"Ladies and gentlemen, I think we're in the hunt!" Huntsman declared in his speech, vowing to fight on in South Carolina. "I'd say third place is a ticket to ride ... We've proved the point that this state wants candidates to earn it the old-fashioned way."

Paul, meanwhile, has leaned on the same brew of disenchanted independents, libertarians and young voters that he'd relied on in last week's caucus to fuel his campaign. But that formula led Paul to a somewhat disappointing third place finish in the Iowa.

Almost half of voters aged 18-29, who made up 12 percent of the electorate, favored Paul.
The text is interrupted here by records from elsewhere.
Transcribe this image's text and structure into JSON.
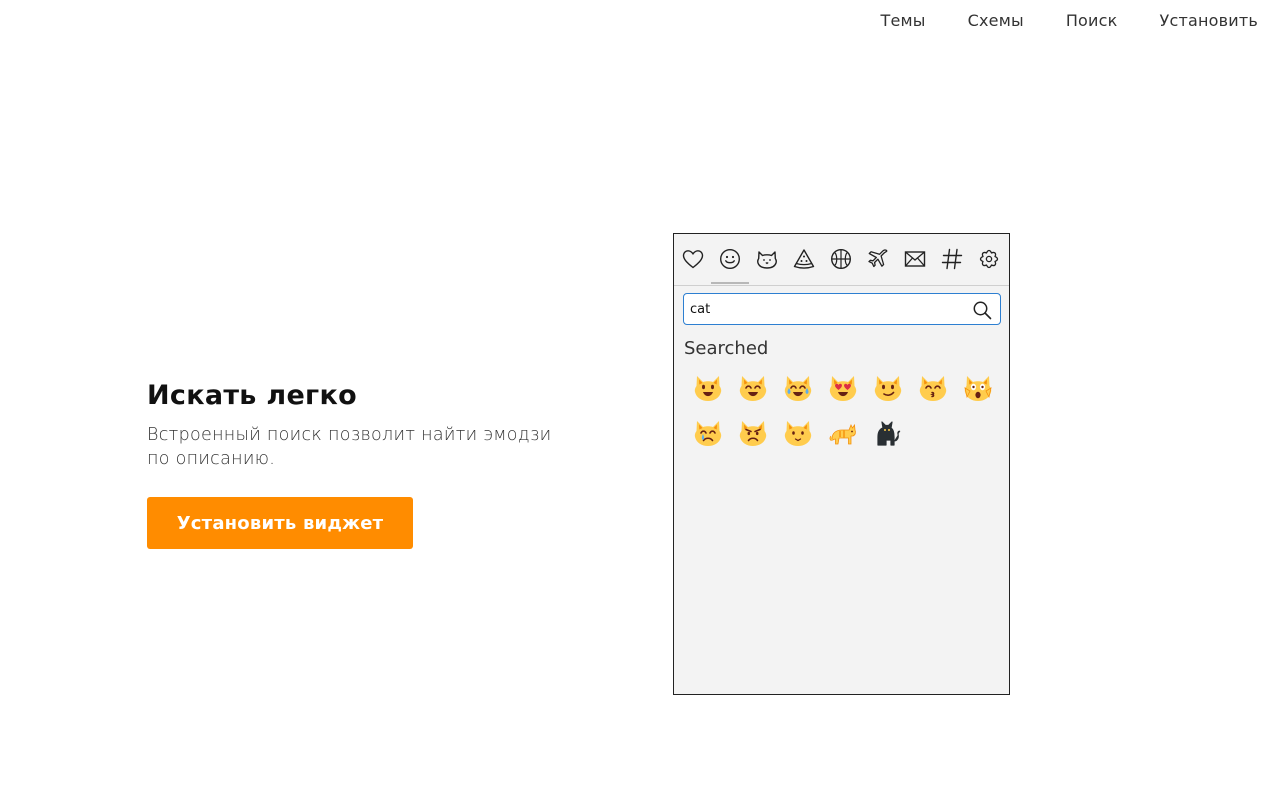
{
  "nav": {
    "items": [
      "Темы",
      "Схемы",
      "Поиск",
      "Установить"
    ]
  },
  "hero": {
    "title": "Искать легко",
    "description": "Встроенный поиск позволит найти эмодзи по описанию.",
    "cta_label": "Установить виджет"
  },
  "colors": {
    "accent": "#ff8c00",
    "search_border": "#2d7fd1",
    "widget_bg": "#f3f3f3"
  },
  "widget": {
    "categories": [
      {
        "icon": "heart-icon",
        "name": "favorites"
      },
      {
        "icon": "smiley-icon",
        "name": "smileys",
        "active": true
      },
      {
        "icon": "cat-face-icon",
        "name": "animals"
      },
      {
        "icon": "pizza-slice-icon",
        "name": "food"
      },
      {
        "icon": "ball-icon",
        "name": "activities"
      },
      {
        "icon": "airplane-icon",
        "name": "travel"
      },
      {
        "icon": "envelope-icon",
        "name": "objects"
      },
      {
        "icon": "hash-icon",
        "name": "symbols"
      },
      {
        "icon": "flower-icon",
        "name": "flags"
      }
    ],
    "search": {
      "value": "cat",
      "icon": "search-icon"
    },
    "section_label": "Searched",
    "results": [
      {
        "name": "grinning-cat-icon"
      },
      {
        "name": "grinning-cat-smiling-eyes-icon"
      },
      {
        "name": "cat-tears-of-joy-icon"
      },
      {
        "name": "smiling-cat-heart-eyes-icon"
      },
      {
        "name": "cat-wry-smile-icon"
      },
      {
        "name": "kissing-cat-icon"
      },
      {
        "name": "weary-cat-icon"
      },
      {
        "name": "crying-cat-icon"
      },
      {
        "name": "pouting-cat-icon"
      },
      {
        "name": "cat-face-icon"
      },
      {
        "name": "cat-icon"
      },
      {
        "name": "black-cat-icon"
      }
    ]
  }
}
Independent and undeclared voters also appear to be playing a role in tonight’s outcome. Those voters made up about 47 percent of today’s electorate, a higher proportion than 1996, which was the last time Granite State voters went to the polls with only a Republican presidential primary on the ballot.

Of those independent voters, Romney and Paul tied at 30 percent, and Huntsman won 24 percent, according to early exit poll data.

But no candidate has indicated yet that they’ll drop out before South Carolina’s Jan. 21 primary, a contest dominated by conservatives.

Texas Gov. Rick Perry is betting on those of socially conservative and evangelical Christian voters in the Palmetto State to resuscitate his campaign; he skipped New Hampshire altogether and spent the past week in South Carolina. And Santorum, after having battled Romney to a virtual tie in Iowa, split time in the past week between New Hampshire and South Carolina, the latter of which could prove more hospitable to his message.

Maybe no other candidate’s fortunes will be shaped more by tonight’s outcome, though, than Gingrich.

The former House speaker has all but abandoned his pledge to run a positive campaign in the past week and has doggedly pursued Romney, tarring him as a “timid Massachusetts Moderate,” and seizing on the restructuring work Bain Capital, which Romney co-founded, had done that resulted in layoffs.

"Let me put in context where we are. We have an opportunity, I think, to unify the country around a message of jobs, economic growth and very dramatic programs," Gingrich said in his speech. "This campaign is going to go onto South Carolina and we're going to offer the American people something very different."

Those are also arguments being voiced by a super PAC spending on Gingrich’s behalf in the Palmetto State, a preview of the nastiness that awaits the candidates in South Carolina. That primary has predicted the eventual GOP nominee in each election since its inception in 1984, and candidates are already spending millions of dollars to go on-air to compete in that contest in just 10 days.

And another pivotal primary, in Florida, waits just another 10 days later, when Sunshine State voters hold their primary.

While that state is more centrist overall, Florida’s primary is closed to Republicans only and awards all of its delegates to the winner of the contest, raising the stakes for the Jan. 31 primary.